Yet another reflection of dinosaur judges ruling on tech they neither understand nor ever will.
The summary in enim's post is misleading. The ruling basically sends this back to trial and back to square one for Google vs. Oracle. In the original trial a jury found that Google infringed on the Java API and the judge at that trial ruled that the API couldn't be copyrighted. The appeals court agreed with the jury. This sends it back to another jury trial where anything could happen. transporterfan is correct in saying that the judges have ruled on tech they do not understand and never will. But things are not necessarily grim as this was specific to things being taken from an API and the court case will resolve around whether APIs can be copyrighted or not. The federal court did rule on a few issues in Google's favor so it's not a complete slam dunk win for Oracle.
Sounds to me like a number of people are misunderstanding (or trying to be revisionist to) the longstanding difference between the domain of creative works (copyright) and technical devices/processes (patent). Slippery slope to the badlands.
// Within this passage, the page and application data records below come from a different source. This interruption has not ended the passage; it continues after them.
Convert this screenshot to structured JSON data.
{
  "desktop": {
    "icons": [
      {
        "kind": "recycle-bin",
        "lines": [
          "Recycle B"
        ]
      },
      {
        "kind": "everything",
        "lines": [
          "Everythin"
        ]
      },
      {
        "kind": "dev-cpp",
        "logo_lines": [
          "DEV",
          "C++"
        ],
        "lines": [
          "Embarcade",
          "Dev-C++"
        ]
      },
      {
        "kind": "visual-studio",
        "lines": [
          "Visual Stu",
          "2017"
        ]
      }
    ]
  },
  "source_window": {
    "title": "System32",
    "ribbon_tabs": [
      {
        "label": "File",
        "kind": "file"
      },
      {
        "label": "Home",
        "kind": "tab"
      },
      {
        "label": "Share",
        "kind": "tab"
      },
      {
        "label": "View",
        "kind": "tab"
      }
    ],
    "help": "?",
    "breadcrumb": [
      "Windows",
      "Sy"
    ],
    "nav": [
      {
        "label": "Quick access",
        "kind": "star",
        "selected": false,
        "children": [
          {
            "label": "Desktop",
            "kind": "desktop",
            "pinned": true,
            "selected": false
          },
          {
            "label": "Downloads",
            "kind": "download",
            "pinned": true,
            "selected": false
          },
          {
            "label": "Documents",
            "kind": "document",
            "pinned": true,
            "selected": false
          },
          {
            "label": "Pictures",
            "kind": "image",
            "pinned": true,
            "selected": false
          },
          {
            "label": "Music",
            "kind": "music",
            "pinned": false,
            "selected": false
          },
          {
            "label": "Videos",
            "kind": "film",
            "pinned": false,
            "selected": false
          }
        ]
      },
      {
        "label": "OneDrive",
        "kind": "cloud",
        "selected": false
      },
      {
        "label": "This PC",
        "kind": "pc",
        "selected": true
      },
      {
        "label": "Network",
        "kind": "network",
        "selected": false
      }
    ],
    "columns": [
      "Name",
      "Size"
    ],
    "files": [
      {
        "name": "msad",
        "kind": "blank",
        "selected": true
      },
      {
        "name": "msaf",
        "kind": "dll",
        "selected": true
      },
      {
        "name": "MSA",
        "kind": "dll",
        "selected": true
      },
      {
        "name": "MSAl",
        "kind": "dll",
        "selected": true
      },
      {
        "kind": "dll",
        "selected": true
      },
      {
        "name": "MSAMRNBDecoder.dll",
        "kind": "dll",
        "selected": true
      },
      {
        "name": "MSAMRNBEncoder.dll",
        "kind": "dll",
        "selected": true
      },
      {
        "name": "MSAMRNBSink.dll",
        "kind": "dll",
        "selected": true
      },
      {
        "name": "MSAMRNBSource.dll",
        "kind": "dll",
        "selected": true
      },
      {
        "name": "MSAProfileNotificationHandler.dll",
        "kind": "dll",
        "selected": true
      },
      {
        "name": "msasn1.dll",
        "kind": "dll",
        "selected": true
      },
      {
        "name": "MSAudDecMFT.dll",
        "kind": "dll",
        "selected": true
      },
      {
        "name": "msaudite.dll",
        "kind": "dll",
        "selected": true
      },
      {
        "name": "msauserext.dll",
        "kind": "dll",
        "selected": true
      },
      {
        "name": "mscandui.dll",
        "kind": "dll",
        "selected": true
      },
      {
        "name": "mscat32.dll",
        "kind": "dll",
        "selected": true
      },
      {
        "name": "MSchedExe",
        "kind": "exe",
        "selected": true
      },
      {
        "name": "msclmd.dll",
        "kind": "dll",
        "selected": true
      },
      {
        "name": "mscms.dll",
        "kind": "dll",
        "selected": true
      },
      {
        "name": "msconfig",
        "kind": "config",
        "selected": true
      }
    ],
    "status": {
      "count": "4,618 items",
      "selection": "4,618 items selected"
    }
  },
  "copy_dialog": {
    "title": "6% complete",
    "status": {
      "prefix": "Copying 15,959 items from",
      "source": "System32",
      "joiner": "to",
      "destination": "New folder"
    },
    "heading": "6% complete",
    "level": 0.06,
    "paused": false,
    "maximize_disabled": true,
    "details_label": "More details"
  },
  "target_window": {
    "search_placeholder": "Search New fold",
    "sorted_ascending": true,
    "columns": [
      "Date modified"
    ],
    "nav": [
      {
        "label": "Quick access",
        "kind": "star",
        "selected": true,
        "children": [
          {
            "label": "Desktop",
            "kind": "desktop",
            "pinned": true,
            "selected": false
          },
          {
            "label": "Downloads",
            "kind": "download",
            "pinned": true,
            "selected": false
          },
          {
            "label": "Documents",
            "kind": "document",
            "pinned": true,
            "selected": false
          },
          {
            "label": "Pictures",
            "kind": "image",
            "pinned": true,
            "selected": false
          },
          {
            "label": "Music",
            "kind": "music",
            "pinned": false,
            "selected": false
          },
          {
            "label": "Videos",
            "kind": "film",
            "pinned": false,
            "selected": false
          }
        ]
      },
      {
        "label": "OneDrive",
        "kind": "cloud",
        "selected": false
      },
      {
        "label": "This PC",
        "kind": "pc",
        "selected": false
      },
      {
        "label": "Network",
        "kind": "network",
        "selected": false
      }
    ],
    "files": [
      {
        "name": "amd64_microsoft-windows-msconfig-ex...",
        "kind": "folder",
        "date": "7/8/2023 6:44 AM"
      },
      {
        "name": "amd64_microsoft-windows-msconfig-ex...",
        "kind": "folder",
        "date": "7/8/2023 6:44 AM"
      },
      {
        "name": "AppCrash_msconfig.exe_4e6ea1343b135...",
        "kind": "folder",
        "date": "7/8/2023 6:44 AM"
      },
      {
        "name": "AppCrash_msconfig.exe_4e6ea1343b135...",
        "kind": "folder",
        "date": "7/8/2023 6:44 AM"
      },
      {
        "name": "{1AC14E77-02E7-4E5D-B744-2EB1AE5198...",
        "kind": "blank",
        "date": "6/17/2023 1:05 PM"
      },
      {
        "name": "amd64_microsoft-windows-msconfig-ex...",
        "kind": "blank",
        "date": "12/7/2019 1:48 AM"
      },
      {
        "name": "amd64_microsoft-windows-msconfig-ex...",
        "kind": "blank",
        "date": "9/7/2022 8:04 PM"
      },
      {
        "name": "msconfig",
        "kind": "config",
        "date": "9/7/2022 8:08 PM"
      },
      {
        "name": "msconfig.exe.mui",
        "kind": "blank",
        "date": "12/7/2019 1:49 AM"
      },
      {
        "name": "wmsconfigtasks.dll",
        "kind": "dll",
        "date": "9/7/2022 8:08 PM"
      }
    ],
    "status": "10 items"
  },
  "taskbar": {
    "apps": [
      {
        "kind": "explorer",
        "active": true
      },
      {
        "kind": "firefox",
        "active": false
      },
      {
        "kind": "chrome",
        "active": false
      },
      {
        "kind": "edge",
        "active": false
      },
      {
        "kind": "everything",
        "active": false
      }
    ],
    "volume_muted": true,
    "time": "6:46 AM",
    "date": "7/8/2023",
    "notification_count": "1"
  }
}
Scott"When will the rhetorical questions end?!" - George Carlin
I can tell you that as a condition of employment as a computer programmer I had to sign away my rights to patent or copyright any work done while employed by any of the companies I worked for.